Exact copy, no pictures: repeat the data that follows.

Excerpts from an interface dataset:
'''

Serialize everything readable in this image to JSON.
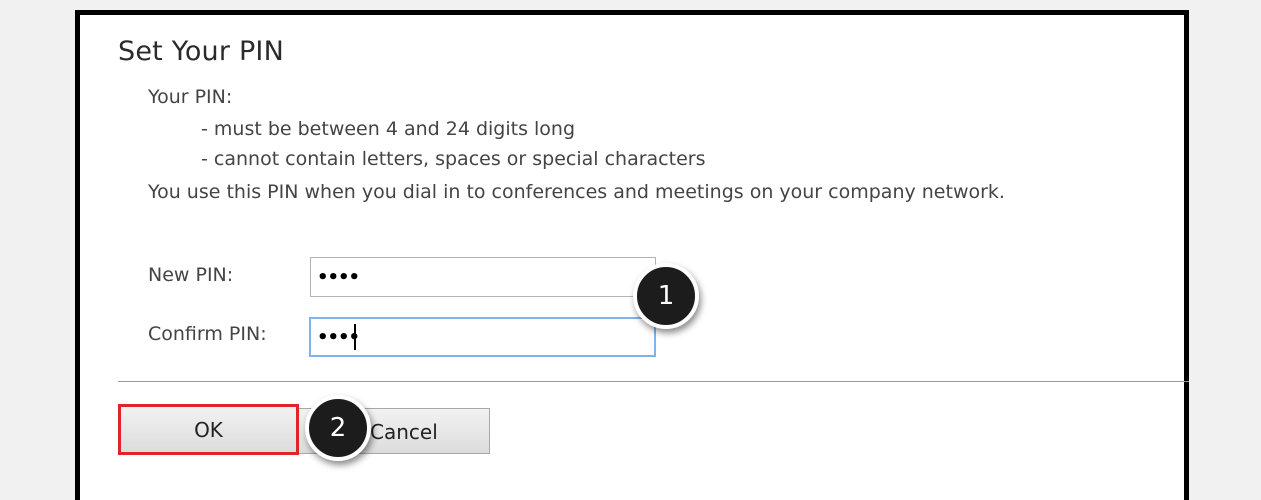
{
  "dialog": {
    "title": "Set Your PIN",
    "intro": "Your PIN:",
    "rule1": "- must be between 4 and 24 digits long",
    "rule2": "- cannot contain letters, spaces or special characters",
    "usage": "You use this PIN when you dial in to conferences and meetings on your company network."
  },
  "form": {
    "new_pin_label": "New PIN:",
    "new_pin_value": "••••",
    "confirm_pin_label": "Confirm PIN:",
    "confirm_pin_value": "••••"
  },
  "buttons": {
    "ok": "OK",
    "cancel": "Cancel"
  },
  "callouts": {
    "first": "1",
    "second": "2"
  },
  "colors": {
    "highlight": "#e0242b",
    "focus_border": "#7eb4ea",
    "callout_fill": "#1c1c1c"
  }
}
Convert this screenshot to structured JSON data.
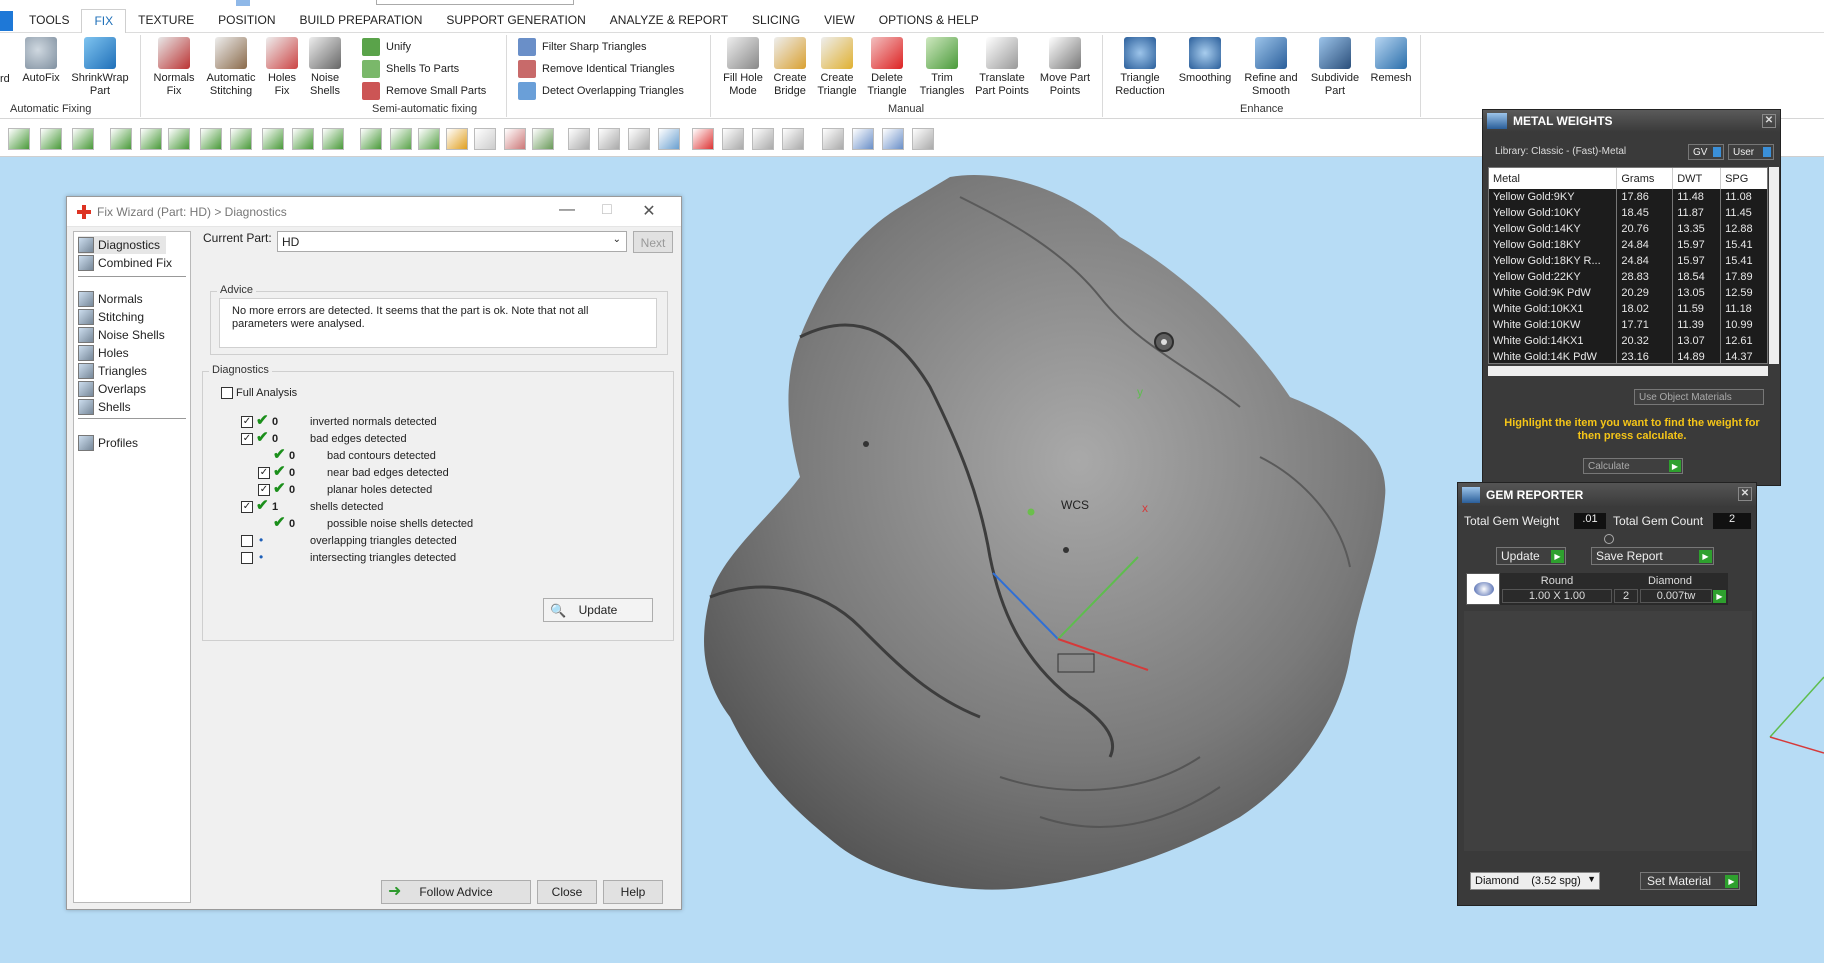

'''

**Output**
Serialize everything readable in this image to JSON.
{
  "dialog": {
    "title": "Set Your PIN",
    "intro": "Your PIN:",
    "rule1": "- must be between 4 and 24 digits long",
    "rule2": "- cannot contain letters, spaces or special characters",
    "usage": "You use this PIN when you dial in to conferences and meetings on your company network."
  },
  "form": {
    "new_pin_label": "New PIN:",
    "new_pin_value": "••••",
    "confirm_pin_label": "Confirm PIN:",
    "confirm_pin_value": "••••"
  },
  "buttons": {
    "ok": "OK",
    "cancel": "Cancel"
  },
  "callouts": {
    "first": "1",
    "second": "2"
  },
  "colors": {
    "highlight": "#e0242b",
    "focus_border": "#7eb4ea",
    "callout_fill": "#1c1c1c"
  }
}
Convert this screenshot to structured JSON data.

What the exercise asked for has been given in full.